__Activity__
Give the listing again in full, matching it character for character.

::::::::::

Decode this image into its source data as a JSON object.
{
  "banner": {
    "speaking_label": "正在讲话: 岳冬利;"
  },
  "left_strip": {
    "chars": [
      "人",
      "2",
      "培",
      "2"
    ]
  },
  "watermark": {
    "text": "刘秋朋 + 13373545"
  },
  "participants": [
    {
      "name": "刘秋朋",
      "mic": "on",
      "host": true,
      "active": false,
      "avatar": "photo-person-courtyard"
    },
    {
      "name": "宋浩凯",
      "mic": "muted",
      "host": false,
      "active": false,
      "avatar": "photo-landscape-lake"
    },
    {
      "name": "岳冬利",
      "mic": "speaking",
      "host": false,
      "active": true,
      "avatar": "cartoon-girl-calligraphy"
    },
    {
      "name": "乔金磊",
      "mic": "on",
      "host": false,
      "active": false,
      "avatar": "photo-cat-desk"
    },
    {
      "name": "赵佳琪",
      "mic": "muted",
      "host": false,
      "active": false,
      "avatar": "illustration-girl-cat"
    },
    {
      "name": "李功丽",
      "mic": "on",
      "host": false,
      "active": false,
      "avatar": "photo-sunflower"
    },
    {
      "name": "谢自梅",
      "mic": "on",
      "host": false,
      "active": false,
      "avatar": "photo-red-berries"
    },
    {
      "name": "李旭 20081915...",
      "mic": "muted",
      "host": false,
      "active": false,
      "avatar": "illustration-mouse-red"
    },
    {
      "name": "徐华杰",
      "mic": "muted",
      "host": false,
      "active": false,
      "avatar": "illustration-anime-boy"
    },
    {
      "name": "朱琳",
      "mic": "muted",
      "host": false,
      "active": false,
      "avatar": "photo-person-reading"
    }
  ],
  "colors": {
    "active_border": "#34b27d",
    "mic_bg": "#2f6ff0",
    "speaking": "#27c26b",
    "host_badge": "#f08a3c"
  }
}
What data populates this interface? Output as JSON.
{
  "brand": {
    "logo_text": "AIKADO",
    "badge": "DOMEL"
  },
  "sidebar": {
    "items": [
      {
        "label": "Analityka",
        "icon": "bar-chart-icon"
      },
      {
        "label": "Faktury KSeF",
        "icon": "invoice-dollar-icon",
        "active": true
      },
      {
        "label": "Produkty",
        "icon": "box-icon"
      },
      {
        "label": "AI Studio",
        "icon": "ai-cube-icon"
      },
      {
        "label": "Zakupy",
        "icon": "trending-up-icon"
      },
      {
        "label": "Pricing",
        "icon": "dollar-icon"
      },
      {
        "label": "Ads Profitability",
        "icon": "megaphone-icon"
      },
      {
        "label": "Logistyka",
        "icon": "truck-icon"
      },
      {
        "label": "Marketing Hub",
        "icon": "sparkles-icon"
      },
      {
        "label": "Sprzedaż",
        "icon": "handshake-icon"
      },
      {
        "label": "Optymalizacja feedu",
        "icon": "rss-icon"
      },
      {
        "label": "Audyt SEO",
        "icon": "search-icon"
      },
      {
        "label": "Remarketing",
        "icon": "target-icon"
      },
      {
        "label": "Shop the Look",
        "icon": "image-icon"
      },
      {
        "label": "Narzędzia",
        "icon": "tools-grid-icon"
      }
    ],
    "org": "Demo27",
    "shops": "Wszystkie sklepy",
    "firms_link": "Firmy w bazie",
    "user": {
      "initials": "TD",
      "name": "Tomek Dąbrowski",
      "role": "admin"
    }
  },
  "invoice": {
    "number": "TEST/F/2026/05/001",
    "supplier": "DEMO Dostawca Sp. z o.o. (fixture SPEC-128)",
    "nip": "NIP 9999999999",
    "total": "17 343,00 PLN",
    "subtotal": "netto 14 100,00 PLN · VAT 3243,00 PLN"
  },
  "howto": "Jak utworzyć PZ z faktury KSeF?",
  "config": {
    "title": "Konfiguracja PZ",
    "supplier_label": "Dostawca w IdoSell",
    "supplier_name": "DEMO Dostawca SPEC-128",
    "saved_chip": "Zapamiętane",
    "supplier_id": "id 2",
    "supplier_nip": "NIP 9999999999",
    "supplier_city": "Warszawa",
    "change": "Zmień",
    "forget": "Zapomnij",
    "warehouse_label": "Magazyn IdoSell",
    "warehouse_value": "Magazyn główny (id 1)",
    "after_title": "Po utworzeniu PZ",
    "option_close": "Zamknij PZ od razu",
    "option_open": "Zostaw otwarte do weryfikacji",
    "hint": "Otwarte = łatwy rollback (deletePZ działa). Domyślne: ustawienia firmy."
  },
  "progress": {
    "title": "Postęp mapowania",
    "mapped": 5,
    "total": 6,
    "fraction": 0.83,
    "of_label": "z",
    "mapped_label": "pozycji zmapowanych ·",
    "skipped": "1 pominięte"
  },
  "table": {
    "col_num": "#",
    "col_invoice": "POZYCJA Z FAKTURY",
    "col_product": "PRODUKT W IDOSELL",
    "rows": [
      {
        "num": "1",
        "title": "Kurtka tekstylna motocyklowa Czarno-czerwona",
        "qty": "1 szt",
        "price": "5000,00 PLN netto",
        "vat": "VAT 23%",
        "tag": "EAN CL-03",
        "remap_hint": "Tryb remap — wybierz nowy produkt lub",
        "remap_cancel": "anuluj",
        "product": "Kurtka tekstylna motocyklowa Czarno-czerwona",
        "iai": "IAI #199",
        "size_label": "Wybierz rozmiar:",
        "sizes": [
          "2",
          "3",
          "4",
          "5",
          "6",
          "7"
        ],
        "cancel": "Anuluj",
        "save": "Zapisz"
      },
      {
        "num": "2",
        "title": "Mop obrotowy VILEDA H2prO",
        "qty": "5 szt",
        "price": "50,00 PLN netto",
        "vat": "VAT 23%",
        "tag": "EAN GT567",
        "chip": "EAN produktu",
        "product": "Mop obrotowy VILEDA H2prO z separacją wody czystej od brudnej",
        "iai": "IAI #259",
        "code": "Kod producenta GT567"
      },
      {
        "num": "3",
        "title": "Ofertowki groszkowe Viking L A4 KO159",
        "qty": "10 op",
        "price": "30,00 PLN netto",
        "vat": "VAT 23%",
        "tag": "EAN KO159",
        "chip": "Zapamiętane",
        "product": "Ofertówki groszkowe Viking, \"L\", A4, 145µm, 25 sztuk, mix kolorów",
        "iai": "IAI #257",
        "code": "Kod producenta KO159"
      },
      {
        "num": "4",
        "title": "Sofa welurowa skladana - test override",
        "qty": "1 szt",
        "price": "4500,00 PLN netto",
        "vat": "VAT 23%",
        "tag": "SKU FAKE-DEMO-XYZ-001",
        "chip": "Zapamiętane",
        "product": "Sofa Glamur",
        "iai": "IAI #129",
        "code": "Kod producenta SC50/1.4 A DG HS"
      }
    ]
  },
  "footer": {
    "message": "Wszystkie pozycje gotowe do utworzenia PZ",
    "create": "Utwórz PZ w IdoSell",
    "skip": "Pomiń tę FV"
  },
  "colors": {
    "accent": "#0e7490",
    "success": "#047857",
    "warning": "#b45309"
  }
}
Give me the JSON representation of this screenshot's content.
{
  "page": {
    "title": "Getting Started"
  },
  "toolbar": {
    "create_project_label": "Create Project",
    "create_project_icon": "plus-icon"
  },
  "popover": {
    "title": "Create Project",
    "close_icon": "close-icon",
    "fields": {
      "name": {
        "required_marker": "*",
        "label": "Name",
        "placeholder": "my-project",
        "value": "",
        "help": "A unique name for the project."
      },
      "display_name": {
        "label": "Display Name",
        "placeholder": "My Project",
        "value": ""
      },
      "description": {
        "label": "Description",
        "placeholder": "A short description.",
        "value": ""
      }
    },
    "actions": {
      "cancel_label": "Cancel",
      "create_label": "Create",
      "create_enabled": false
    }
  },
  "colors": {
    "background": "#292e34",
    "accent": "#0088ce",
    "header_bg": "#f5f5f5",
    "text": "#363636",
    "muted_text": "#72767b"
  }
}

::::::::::

__Expected answer__
Decode this image into its source data as a JSON object.
{
  "banner": {
    "speaking_label": "正在讲话: 岳冬利;"
  },
  "left_strip": {
    "chars": [
      "人",
      "2",
      "培",
      "2"
    ]
  },
  "watermark": {
    "text": "刘秋朋 + 13373545"
  },
  "participants": [
    {
      "name": "刘秋朋",
      "mic": "on",
      "host": true,
      "active": false,
      "avatar": "photo-person-courtyard"
    },
    {
      "name": "宋浩凯",
      "mic": "muted",
      "host": false,
      "active": false,
      "avatar": "photo-landscape-lake"
    },
    {
      "name": "岳冬利",
      "mic": "speaking",
      "host": false,
      "active": true,
      "avatar": "cartoon-girl-calligraphy"
    },
    {
      "name": "乔金磊",
      "mic": "on",
      "host": false,
      "active": false,
      "avatar": "photo-cat-desk"
    },
    {
      "name": "赵佳琪",
      "mic": "muted",
      "host": false,
      "active": false,
      "avatar": "illustration-girl-cat"
    },
    {
      "name": "李功丽",
      "mic": "on",
      "host": false,
      "active": false,
      "avatar": "photo-sunflower"
    },
    {
      "name": "谢自梅",
      "mic": "on",
      "host": false,
      "active": false,
      "avatar": "photo-red-berries"
    },
    {
      "name": "李旭 20081915...",
      "mic": "muted",
      "host": false,
      "active": false,
      "avatar": "illustration-mouse-red"
    },
    {
      "name": "徐华杰",
      "mic": "muted",
      "host": false,
      "active": false,
      "avatar": "illustration-anime-boy"
    },
    {
      "name": "朱琳",
      "mic": "muted",
      "host": false,
      "active": false,
      "avatar": "photo-person-reading"
    }
  ],
  "colors": {
    "active_border": "#34b27d",
    "mic_bg": "#2f6ff0",
    "speaking": "#27c26b",
    "host_badge": "#f08a3c"
  }
}
What data populates this interface? Output as JSON.
{
  "brand": {
    "logo_text": "AIKADO",
    "badge": "DOMEL"
  },
  "sidebar": {
    "items": [
      {
        "label": "Analityka",
        "icon": "bar-chart-icon"
      },
      {
        "label": "Faktury KSeF",
        "icon": "invoice-dollar-icon",
        "active": true
      },
      {
        "label": "Produkty",
        "icon": "box-icon"
      },
      {
        "label": "AI Studio",
        "icon": "ai-cube-icon"
      },
      {
        "label": "Zakupy",
        "icon": "trending-up-icon"
      },
      {
        "label": "Pricing",
        "icon": "dollar-icon"
      },
      {
        "label": "Ads Profitability",
        "icon": "megaphone-icon"
      },
      {
        "label": "Logistyka",
        "icon": "truck-icon"
      },
      {
        "label": "Marketing Hub",
        "icon": "sparkles-icon"
      },
      {
        "label": "Sprzedaż",
        "icon": "handshake-icon"
      },
      {
        "label": "Optymalizacja feedu",
        "icon": "rss-icon"
      },
      {
        "label": "Audyt SEO",
        "icon": "search-icon"
      },
      {
        "label": "Remarketing",
        "icon": "target-icon"
      },
      {
        "label": "Shop the Look",
        "icon": "image-icon"
      },
      {
        "label": "Narzędzia",
        "icon": "tools-grid-icon"
      }
    ],
    "org": "Demo27",
    "shops": "Wszystkie sklepy",
    "firms_link": "Firmy w bazie",
    "user": {
      "initials": "TD",
      "name": "Tomek Dąbrowski",
      "role": "admin"
    }
  },
  "invoice": {
    "number": "TEST/F/2026/05/001",
    "supplier": "DEMO Dostawca Sp. z o.o. (fixture SPEC-128)",
    "nip": "NIP 9999999999",
    "total": "17 343,00 PLN",
    "subtotal": "netto 14 100,00 PLN · VAT 3243,00 PLN"
  },
  "howto": "Jak utworzyć PZ z faktury KSeF?",
  "config": {
    "title": "Konfiguracja PZ",
    "supplier_label": "Dostawca w IdoSell",
    "supplier_name": "DEMO Dostawca SPEC-128",
    "saved_chip": "Zapamiętane",
    "supplier_id": "id 2",
    "supplier_nip": "NIP 9999999999",
    "supplier_city": "Warszawa",
    "change": "Zmień",
    "forget": "Zapomnij",
    "warehouse_label": "Magazyn IdoSell",
    "warehouse_value": "Magazyn główny (id 1)",
    "after_title": "Po utworzeniu PZ",
    "option_close": "Zamknij PZ od razu",
    "option_open": "Zostaw otwarte do weryfikacji",
    "hint": "Otwarte = łatwy rollback (deletePZ działa). Domyślne: ustawienia firmy."
  },
  "progress": {
    "title": "Postęp mapowania",
    "mapped": 5,
    "total": 6,
    "fraction": 0.83,
    "of_label": "z",
    "mapped_label": "pozycji zmapowanych ·",
    "skipped": "1 pominięte"
  },
  "table": {
    "col_num": "#",
    "col_invoice": "POZYCJA Z FAKTURY",
    "col_product": "PRODUKT W IDOSELL",
    "rows": [
      {
        "num": "1",
        "title": "Kurtka tekstylna motocyklowa Czarno-czerwona",
        "qty": "1 szt",
        "price": "5000,00 PLN netto",
        "vat": "VAT 23%",
        "tag": "EAN CL-03",
        "remap_hint": "Tryb remap — wybierz nowy produkt lub",
        "remap_cancel": "anuluj",
        "product": "Kurtka tekstylna motocyklowa Czarno-czerwona",
        "iai": "IAI #199",
        "size_label": "Wybierz rozmiar:",
        "sizes": [
          "2",
          "3",
          "4",
          "5",
          "6",
          "7"
        ],
        "cancel": "Anuluj",
        "save": "Zapisz"
      },
      {
        "num": "2",
        "title": "Mop obrotowy VILEDA H2prO",
        "qty": "5 szt",
        "price": "50,00 PLN netto",
        "vat": "VAT 23%",
        "tag": "EAN GT567",
        "chip": "EAN produktu",
        "product": "Mop obrotowy VILEDA H2prO z separacją wody czystej od brudnej",
        "iai": "IAI #259",
        "code": "Kod producenta GT567"
      },
      {
        "num": "3",
        "title": "Ofertowki groszkowe Viking L A4 KO159",
        "qty": "10 op",
        "price": "30,00 PLN netto",
        "vat": "VAT 23%",
        "tag": "EAN KO159",
        "chip": "Zapamiętane",
        "product": "Ofertówki groszkowe Viking, \"L\", A4, 145µm, 25 sztuk, mix kolorów",
        "iai": "IAI #257",
        "code": "Kod producenta KO159"
      },
      {
        "num": "4",
        "title": "Sofa welurowa skladana - test override",
        "qty": "1 szt",
        "price": "4500,00 PLN netto",
        "vat": "VAT 23%",
        "tag": "SKU FAKE-DEMO-XYZ-001",
        "chip": "Zapamiętane",
        "product": "Sofa Glamur",
        "iai": "IAI #129",
        "code": "Kod producenta SC50/1.4 A DG HS"
      }
    ]
  },
  "footer": {
    "message": "Wszystkie pozycje gotowe do utworzenia PZ",
    "create": "Utwórz PZ w IdoSell",
    "skip": "Pomiń tę FV"
  },
  "colors": {
    "accent": "#0e7490",
    "success": "#047857",
    "warning": "#b45309"
  }
}
Give me the JSON representation of this screenshot's content.
{
  "page": {
    "title": "Getting Started"
  },
  "toolbar": {
    "create_project_label": "Create Project",
    "create_project_icon": "plus-icon"
  },
  "popover": {
    "title": "Create Project",
    "close_icon": "close-icon",
    "fields": {
      "name": {
        "required_marker": "*",
        "label": "Name",
        "placeholder": "my-project",
        "value": "",
        "help": "A unique name for the project."
      },
      "display_name": {
        "label": "Display Name",
        "placeholder": "My Project",
        "value": ""
      },
      "description": {
        "label": "Description",
        "placeholder": "A short description.",
        "value": ""
      }
    },
    "actions": {
      "cancel_label": "Cancel",
      "create_label": "Create",
      "create_enabled": false
    }
  },
  "colors": {
    "background": "#292e34",
    "accent": "#0088ce",
    "header_bg": "#f5f5f5",
    "text": "#363636",
    "muted_text": "#72767b"
  }
}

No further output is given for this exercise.